  2. Millions have been squandered on novel schemes rather than established evidence-based practices by this unaccountable government, and NO evaluation of any of these new schemes has been undertaken to date.  Good research is necessary to back recommendations, they should not be politicised into left – right issues but informed by evidence, impacts, costs, and benefits
  3. Lessons were not learned from China and Italy
  4. There was neither effective quarantine, nor contact tracing, Covid19 was not made notifiable which would have triggered Public Health, GPs, and hospitals to initiate established surveillance practices.
  5. Reliance was placed on poor quality testing data, which is just a support, NOT a diagnostic service. ‘Lighthouse’ labs were created rather than using NHS and university labs which were immediately available and offered.
  6. Poor people in insecure employment and crowded accommodation i.e., those most likely to be infected, could not afford to be tested, risk being +ve and quarantined as they would lose their income. No minimum income was set up under the furlough scheme, another mistake.

The Thursday clap for ‘our NHS’ was followed shortly by a pay freeze (in effect a pay cut) which reflects how these services and staff are valued by the government.

Jamie Driscoll pointed out the false dichotomy of economics v health, since a healthy workforce boosts the economy, whilst an unhealthy workforce cannot. Stimulating house building, creating quality jobs with good prospects and wages, zero poverty and zero carbon were essential to the post Covid19 world. Already 3000 jobs had been created, all yielding lasting assets, unlike ‘Eat out to Help Out’, which provided just a temporary prop to businesses, many of which have since closed. Why not scrap tuition fees to encourage people to learn new skills instead, especially whilst they are stuck at home?

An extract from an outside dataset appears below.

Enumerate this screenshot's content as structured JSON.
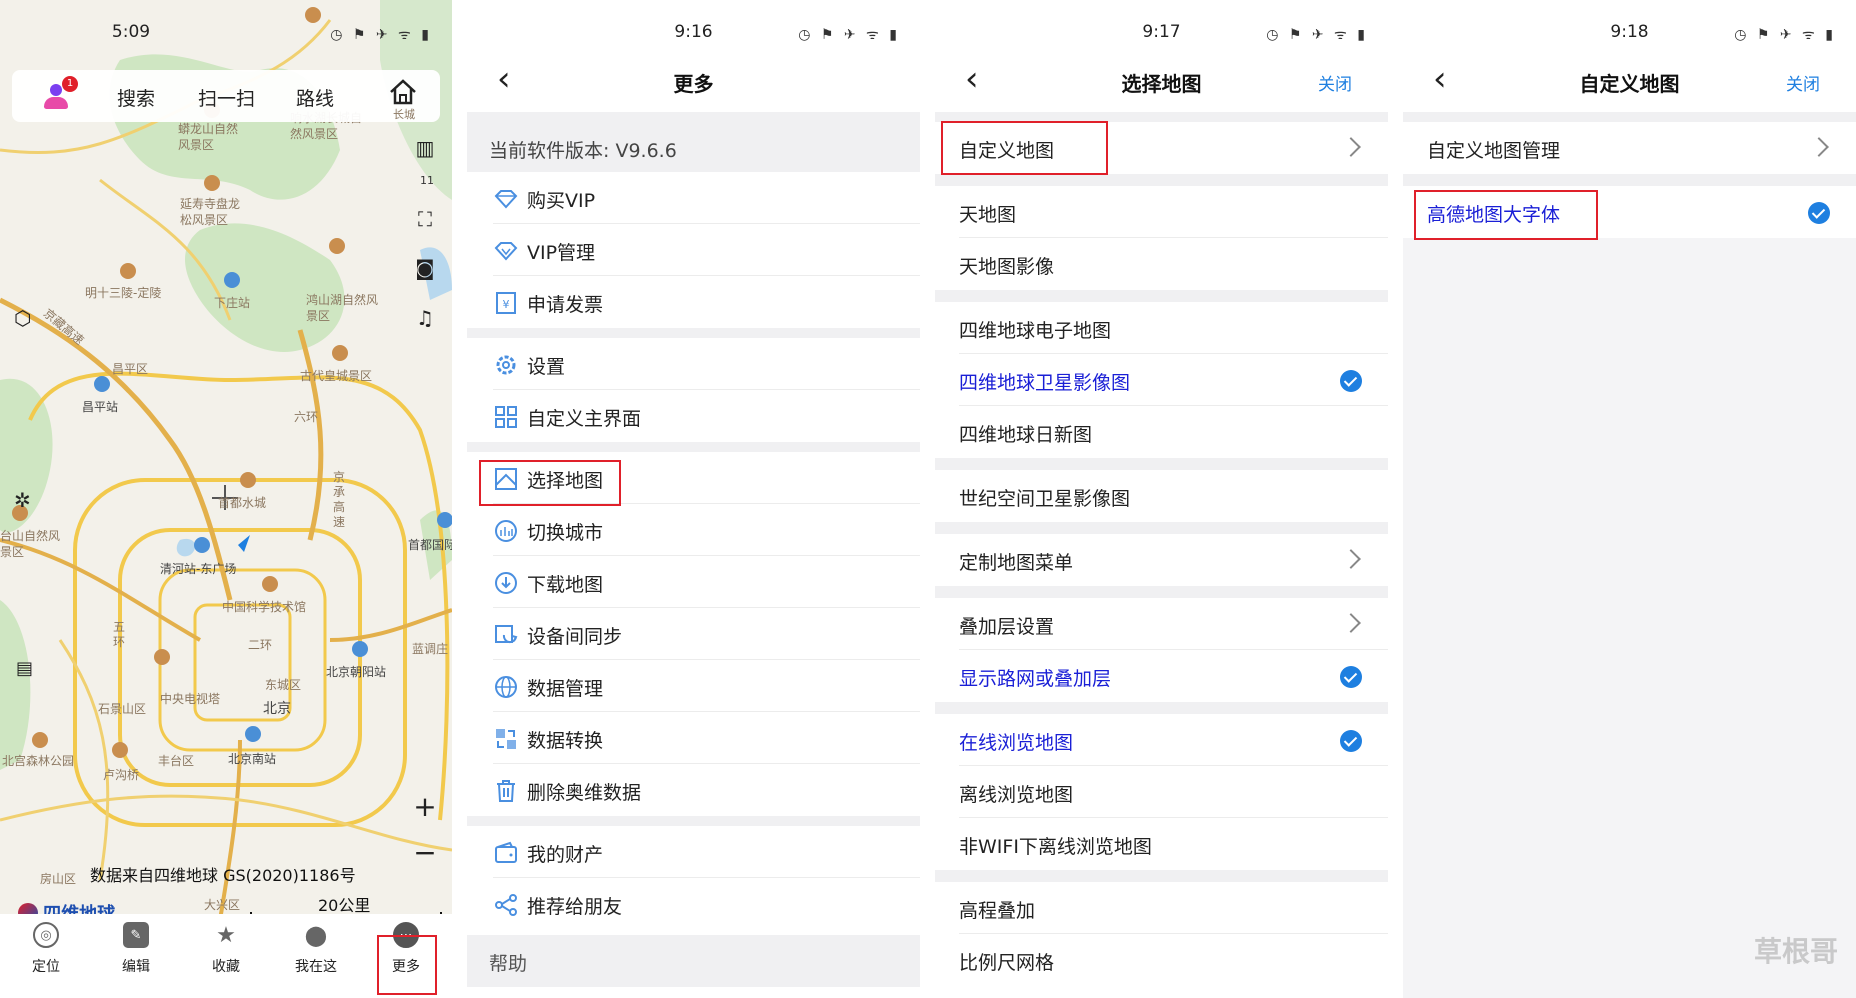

Food insecurity is a huge problem. Statutory pay is inadequate. Parents need pay which allows them to provide for their families, not vouchers which cannot be spent in local shops and markets. To suggest that impoverished parents will choose NOT to feed their children is an insult.

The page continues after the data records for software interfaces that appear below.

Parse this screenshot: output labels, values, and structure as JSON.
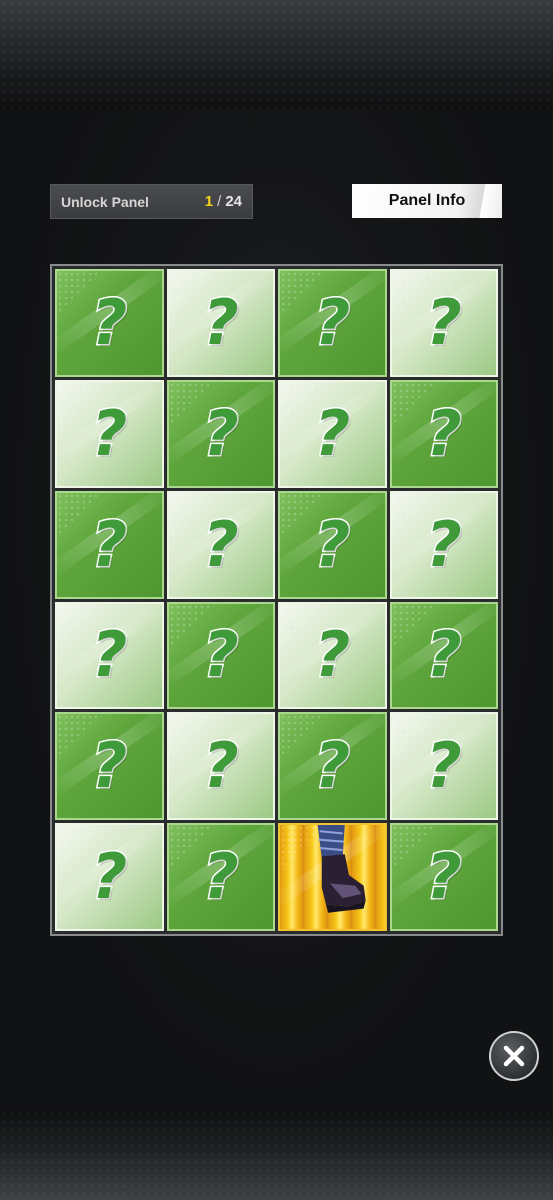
{
  "unlock": {
    "label": "Unlock Panel",
    "current": "1",
    "separator": "/",
    "total": "24"
  },
  "panel_info": {
    "label": "Panel Info"
  },
  "grid": {
    "rows": 6,
    "columns": 4,
    "hidden_symbol": "?",
    "tiles": [
      {
        "state": "hidden",
        "shade": "dark"
      },
      {
        "state": "hidden",
        "shade": "light"
      },
      {
        "state": "hidden",
        "shade": "dark"
      },
      {
        "state": "hidden",
        "shade": "light"
      },
      {
        "state": "hidden",
        "shade": "light"
      },
      {
        "state": "hidden",
        "shade": "dark"
      },
      {
        "state": "hidden",
        "shade": "light"
      },
      {
        "state": "hidden",
        "shade": "dark"
      },
      {
        "state": "hidden",
        "shade": "dark"
      },
      {
        "state": "hidden",
        "shade": "light"
      },
      {
        "state": "hidden",
        "shade": "dark"
      },
      {
        "state": "hidden",
        "shade": "light"
      },
      {
        "state": "hidden",
        "shade": "light"
      },
      {
        "state": "hidden",
        "shade": "dark"
      },
      {
        "state": "hidden",
        "shade": "light"
      },
      {
        "state": "hidden",
        "shade": "dark"
      },
      {
        "state": "hidden",
        "shade": "dark"
      },
      {
        "state": "hidden",
        "shade": "light"
      },
      {
        "state": "hidden",
        "shade": "dark"
      },
      {
        "state": "hidden",
        "shade": "light"
      },
      {
        "state": "hidden",
        "shade": "light"
      },
      {
        "state": "hidden",
        "shade": "dark"
      },
      {
        "state": "revealed",
        "shade": "gold",
        "content": "boot-art"
      },
      {
        "state": "hidden",
        "shade": "dark"
      }
    ]
  },
  "colors": {
    "dark_tile": "#5ea63c",
    "light_tile": "#d6e8c8",
    "question_mark": "#3f9a3a",
    "counter_highlight": "#f2d31b",
    "revealed_gold": "#f6c81a"
  },
  "icons": {
    "close": "close-icon",
    "question": "question-mark-icon"
  }
}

Developing the new economy will not be achieved without real financial support, investment with a long vision, open to scrutiny, in a system that works. Short term ‘ad hoc’ policies not properly informed do not work. The Labour Party needs to be investing in millions of homes and in our future. The people need leaders they believe, who will stand between them and their fears, leaders who will fix the systemic problems of precarious work and pay and homes – no plan, no vote.

The next part of the meeting involved speaking with members in the different branches in Scotland, the North East, Yorkshire, Greater Manchester, Liverpool, Wales, West Midlands, Fenlands, Oxford, Bristol, and London. Esther Giles, setting up a new branch in Bristol to cover the Southwest, emphasised how crucial members were in developing local and national policies. The geographical remit for Bristol branch was still uncertain but she hoped it would be contiguous with an NHS planning region. The inaugural meeting was not attended by any national officers and currently, she had an incomplete data list of local members but hoped this would soon be resolved.

Mary Whitby and Coral Jones are the newly elected Chairs of Liverpool and London branches respectively and spoke as did Alison Scouller (Wales) of liaising with local special interest groups with similar objectives like addressing health inequalities, (including BAME) safety issues and restoring the NHS. in many ways, Zoom meetings help as those branches with memberships scattered over large areas like Wales, Yorkshire, the Southwest, Scotland and London can meet as they couldn’t before Covid19 required us to become Zoom competent..

All branches had had their AGMs and with new officers in place were now ready to proceed with the national elections and a new Central Council. Members were reminded to use their votes when the ballot papers were issued.